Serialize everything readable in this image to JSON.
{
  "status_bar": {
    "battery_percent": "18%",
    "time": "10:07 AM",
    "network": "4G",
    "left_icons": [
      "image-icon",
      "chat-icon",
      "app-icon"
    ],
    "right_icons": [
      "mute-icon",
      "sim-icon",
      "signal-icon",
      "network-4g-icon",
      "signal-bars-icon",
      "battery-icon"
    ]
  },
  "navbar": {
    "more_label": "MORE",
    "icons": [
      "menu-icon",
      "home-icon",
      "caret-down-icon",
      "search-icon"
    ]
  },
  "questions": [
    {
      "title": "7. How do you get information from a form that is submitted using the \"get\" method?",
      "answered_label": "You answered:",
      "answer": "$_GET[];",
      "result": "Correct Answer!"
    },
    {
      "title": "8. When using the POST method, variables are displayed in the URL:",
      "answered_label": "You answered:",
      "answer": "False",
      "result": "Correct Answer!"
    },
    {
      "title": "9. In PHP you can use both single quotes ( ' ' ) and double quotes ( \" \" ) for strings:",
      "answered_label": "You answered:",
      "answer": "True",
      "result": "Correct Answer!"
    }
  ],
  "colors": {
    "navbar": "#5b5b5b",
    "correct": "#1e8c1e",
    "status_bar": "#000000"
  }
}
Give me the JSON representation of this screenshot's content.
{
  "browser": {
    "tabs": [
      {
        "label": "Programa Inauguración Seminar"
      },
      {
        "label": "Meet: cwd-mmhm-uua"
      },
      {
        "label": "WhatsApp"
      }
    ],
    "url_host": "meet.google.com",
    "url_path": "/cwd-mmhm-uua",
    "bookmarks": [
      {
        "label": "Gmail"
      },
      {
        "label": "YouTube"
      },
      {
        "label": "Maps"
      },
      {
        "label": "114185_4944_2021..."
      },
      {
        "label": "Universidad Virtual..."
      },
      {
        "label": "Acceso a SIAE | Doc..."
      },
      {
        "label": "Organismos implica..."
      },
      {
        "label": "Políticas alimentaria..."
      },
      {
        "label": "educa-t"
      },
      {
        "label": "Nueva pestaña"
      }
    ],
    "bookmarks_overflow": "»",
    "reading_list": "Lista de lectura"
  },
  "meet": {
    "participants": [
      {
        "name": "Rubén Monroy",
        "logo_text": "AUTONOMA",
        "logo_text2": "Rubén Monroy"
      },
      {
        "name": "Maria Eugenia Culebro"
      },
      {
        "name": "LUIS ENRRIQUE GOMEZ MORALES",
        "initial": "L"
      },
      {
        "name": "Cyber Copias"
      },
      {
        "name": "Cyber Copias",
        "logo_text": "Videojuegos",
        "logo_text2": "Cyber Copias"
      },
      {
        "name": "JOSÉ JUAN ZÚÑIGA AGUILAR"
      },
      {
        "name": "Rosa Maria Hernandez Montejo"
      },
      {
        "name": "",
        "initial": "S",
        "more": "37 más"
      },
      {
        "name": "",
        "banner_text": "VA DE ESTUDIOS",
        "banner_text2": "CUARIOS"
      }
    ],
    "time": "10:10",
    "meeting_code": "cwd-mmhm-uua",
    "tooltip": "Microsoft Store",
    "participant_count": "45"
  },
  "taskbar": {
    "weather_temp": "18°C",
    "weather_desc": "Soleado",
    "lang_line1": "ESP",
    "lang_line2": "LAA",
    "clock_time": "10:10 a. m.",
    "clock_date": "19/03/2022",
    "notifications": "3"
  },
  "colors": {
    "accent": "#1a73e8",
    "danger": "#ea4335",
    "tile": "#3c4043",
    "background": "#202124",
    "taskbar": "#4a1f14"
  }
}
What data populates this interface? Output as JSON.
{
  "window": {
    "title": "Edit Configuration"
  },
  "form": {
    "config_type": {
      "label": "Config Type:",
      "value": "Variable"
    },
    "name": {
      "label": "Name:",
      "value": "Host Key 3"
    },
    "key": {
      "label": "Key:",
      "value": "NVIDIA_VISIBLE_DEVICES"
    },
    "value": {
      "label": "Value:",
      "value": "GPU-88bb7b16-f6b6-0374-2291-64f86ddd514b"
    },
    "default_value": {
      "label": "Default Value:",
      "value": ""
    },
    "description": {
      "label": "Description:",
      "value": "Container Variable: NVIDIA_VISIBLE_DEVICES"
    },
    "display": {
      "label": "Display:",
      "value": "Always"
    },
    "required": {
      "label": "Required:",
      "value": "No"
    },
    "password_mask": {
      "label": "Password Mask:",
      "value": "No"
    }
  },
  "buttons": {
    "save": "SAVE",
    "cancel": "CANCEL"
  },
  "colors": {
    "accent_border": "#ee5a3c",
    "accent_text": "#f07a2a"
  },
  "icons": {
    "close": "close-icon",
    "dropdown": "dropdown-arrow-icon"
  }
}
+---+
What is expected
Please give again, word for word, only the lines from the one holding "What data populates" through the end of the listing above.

Solution for this exercise
What data populates this interface? Output as JSON.
{
  "window": {
    "title": "Edit Configuration"
  },
  "form": {
    "config_type": {
      "label": "Config Type:",
      "value": "Variable"
    },
    "name": {
      "label": "Name:",
      "value": "Host Key 3"
    },
    "key": {
      "label": "Key:",
      "value": "NVIDIA_VISIBLE_DEVICES"
    },
    "value": {
      "label": "Value:",
      "value": "GPU-88bb7b16-f6b6-0374-2291-64f86ddd514b"
    },
    "default_value": {
      "label": "Default Value:",
      "value": ""
    },
    "description": {
      "label": "Description:",
      "value": "Container Variable: NVIDIA_VISIBLE_DEVICES"
    },
    "display": {
      "label": "Display:",
      "value": "Always"
    },
    "required": {
      "label": "Required:",
      "value": "No"
    },
    "password_mask": {
      "label": "Password Mask:",
      "value": "No"
    }
  },
  "buttons": {
    "save": "SAVE",
    "cancel": "CANCEL"
  },
  "colors": {
    "accent_border": "#ee5a3c",
    "accent_text": "#f07a2a"
  },
  "icons": {
    "close": "close-icon",
    "dropdown": "dropdown-arrow-icon"
  }
}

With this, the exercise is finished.